[Dataset rows for apps and sites]
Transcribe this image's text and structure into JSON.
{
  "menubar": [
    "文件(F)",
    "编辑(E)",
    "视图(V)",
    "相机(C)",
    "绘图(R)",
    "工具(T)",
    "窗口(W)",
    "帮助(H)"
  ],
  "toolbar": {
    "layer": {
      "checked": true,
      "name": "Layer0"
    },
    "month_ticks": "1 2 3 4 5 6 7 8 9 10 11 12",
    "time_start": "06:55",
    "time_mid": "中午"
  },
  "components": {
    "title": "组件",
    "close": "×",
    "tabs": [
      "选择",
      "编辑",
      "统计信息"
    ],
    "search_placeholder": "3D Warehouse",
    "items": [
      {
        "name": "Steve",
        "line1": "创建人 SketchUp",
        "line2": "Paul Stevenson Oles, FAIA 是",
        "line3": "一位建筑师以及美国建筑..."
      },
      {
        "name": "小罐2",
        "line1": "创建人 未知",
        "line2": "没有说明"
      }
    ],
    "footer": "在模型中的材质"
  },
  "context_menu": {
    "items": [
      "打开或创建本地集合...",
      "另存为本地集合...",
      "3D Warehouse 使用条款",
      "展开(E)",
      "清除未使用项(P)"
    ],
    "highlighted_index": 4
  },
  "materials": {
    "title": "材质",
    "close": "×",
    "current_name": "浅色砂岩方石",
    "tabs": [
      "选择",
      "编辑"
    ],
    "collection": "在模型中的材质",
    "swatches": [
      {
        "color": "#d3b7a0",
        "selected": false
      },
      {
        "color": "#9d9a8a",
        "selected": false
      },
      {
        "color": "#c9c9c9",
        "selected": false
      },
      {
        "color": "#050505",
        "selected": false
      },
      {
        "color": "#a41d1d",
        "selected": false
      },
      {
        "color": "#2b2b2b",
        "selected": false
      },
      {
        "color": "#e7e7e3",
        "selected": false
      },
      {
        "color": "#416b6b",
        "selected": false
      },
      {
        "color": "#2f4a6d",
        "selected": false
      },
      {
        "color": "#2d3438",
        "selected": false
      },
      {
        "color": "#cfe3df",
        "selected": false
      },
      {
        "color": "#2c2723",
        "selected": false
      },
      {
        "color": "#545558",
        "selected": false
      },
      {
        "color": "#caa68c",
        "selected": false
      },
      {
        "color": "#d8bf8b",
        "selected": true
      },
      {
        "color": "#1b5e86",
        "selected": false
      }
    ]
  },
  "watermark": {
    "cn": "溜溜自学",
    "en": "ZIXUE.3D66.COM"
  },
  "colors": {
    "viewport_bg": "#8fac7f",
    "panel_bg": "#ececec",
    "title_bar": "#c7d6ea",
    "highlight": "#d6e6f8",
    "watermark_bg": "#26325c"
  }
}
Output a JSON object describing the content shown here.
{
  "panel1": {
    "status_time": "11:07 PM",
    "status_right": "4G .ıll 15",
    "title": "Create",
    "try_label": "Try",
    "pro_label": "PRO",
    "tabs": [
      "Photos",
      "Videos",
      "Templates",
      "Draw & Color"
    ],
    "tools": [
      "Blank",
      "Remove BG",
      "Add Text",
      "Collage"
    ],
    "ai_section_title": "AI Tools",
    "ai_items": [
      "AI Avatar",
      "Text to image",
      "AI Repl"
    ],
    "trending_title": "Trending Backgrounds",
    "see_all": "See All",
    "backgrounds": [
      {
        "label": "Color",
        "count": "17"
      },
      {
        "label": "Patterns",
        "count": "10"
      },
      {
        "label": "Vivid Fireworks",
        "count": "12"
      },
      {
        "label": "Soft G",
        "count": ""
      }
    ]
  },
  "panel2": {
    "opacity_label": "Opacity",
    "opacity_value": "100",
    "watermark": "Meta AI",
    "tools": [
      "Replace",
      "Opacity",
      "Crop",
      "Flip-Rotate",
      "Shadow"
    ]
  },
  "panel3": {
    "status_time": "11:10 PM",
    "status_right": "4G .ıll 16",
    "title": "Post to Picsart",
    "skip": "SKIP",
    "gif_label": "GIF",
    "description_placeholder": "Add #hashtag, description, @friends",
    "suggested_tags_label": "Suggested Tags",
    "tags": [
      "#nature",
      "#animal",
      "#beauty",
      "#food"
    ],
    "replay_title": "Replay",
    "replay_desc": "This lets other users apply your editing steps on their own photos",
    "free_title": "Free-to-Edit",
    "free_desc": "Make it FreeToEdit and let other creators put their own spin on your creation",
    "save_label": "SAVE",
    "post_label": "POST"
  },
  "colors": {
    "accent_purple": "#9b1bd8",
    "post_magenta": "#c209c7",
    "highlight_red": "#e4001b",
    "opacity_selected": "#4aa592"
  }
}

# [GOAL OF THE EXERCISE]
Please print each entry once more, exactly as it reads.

# [RESULT BELOW]
Transcribe this image's text and structure into JSON.
{
  "menubar": [
    "文件(F)",
    "编辑(E)",
    "视图(V)",
    "相机(C)",
    "绘图(R)",
    "工具(T)",
    "窗口(W)",
    "帮助(H)"
  ],
  "toolbar": {
    "layer": {
      "checked": true,
      "name": "Layer0"
    },
    "month_ticks": "1 2 3 4 5 6 7 8 9 10 11 12",
    "time_start": "06:55",
    "time_mid": "中午"
  },
  "components": {
    "title": "组件",
    "close": "×",
    "tabs": [
      "选择",
      "编辑",
      "统计信息"
    ],
    "search_placeholder": "3D Warehouse",
    "items": [
      {
        "name": "Steve",
        "line1": "创建人 SketchUp",
        "line2": "Paul Stevenson Oles, FAIA 是",
        "line3": "一位建筑师以及美国建筑..."
      },
      {
        "name": "小罐2",
        "line1": "创建人 未知",
        "line2": "没有说明"
      }
    ],
    "footer": "在模型中的材质"
  },
  "context_menu": {
    "items": [
      "打开或创建本地集合...",
      "另存为本地集合...",
      "3D Warehouse 使用条款",
      "展开(E)",
      "清除未使用项(P)"
    ],
    "highlighted_index": 4
  },
  "materials": {
    "title": "材质",
    "close": "×",
    "current_name": "浅色砂岩方石",
    "tabs": [
      "选择",
      "编辑"
    ],
    "collection": "在模型中的材质",
    "swatches": [
      {
        "color": "#d3b7a0",
        "selected": false
      },
      {
        "color": "#9d9a8a",
        "selected": false
      },
      {
        "color": "#c9c9c9",
        "selected": false
      },
      {
        "color": "#050505",
        "selected": false
      },
      {
        "color": "#a41d1d",
        "selected": false
      },
      {
        "color": "#2b2b2b",
        "selected": false
      },
      {
        "color": "#e7e7e3",
        "selected": false
      },
      {
        "color": "#416b6b",
        "selected": false
      },
      {
        "color": "#2f4a6d",
        "selected": false
      },
      {
        "color": "#2d3438",
        "selected": false
      },
      {
        "color": "#cfe3df",
        "selected": false
      },
      {
        "color": "#2c2723",
        "selected": false
      },
      {
        "color": "#545558",
        "selected": false
      },
      {
        "color": "#caa68c",
        "selected": false
      },
      {
        "color": "#d8bf8b",
        "selected": true
      },
      {
        "color": "#1b5e86",
        "selected": false
      }
    ]
  },
  "watermark": {
    "cn": "溜溜自学",
    "en": "ZIXUE.3D66.COM"
  },
  "colors": {
    "viewport_bg": "#8fac7f",
    "panel_bg": "#ececec",
    "title_bar": "#c7d6ea",
    "highlight": "#d6e6f8",
    "watermark_bg": "#26325c"
  }
}
Output a JSON object describing the content shown here.
{
  "panel1": {
    "status_time": "11:07 PM",
    "status_right": "4G .ıll 15",
    "title": "Create",
    "try_label": "Try",
    "pro_label": "PRO",
    "tabs": [
      "Photos",
      "Videos",
      "Templates",
      "Draw & Color"
    ],
    "tools": [
      "Blank",
      "Remove BG",
      "Add Text",
      "Collage"
    ],
    "ai_section_title": "AI Tools",
    "ai_items": [
      "AI Avatar",
      "Text to image",
      "AI Repl"
    ],
    "trending_title": "Trending Backgrounds",
    "see_all": "See All",
    "backgrounds": [
      {
        "label": "Color",
        "count": "17"
      },
      {
        "label": "Patterns",
        "count": "10"
      },
      {
        "label": "Vivid Fireworks",
        "count": "12"
      },
      {
        "label": "Soft G",
        "count": ""
      }
    ]
  },
  "panel2": {
    "opacity_label": "Opacity",
    "opacity_value": "100",
    "watermark": "Meta AI",
    "tools": [
      "Replace",
      "Opacity",
      "Crop",
      "Flip-Rotate",
      "Shadow"
    ]
  },
  "panel3": {
    "status_time": "11:10 PM",
    "status_right": "4G .ıll 16",
    "title": "Post to Picsart",
    "skip": "SKIP",
    "gif_label": "GIF",
    "description_placeholder": "Add #hashtag, description, @friends",
    "suggested_tags_label": "Suggested Tags",
    "tags": [
      "#nature",
      "#animal",
      "#beauty",
      "#food"
    ],
    "replay_title": "Replay",
    "replay_desc": "This lets other users apply your editing steps on their own photos",
    "free_title": "Free-to-Edit",
    "free_desc": "Make it FreeToEdit and let other creators put their own spin on your creation",
    "save_label": "SAVE",
    "post_label": "POST"
  },
  "colors": {
    "accent_purple": "#9b1bd8",
    "post_magenta": "#c209c7",
    "highlight_red": "#e4001b",
    "opacity_selected": "#4aa592"
  }
}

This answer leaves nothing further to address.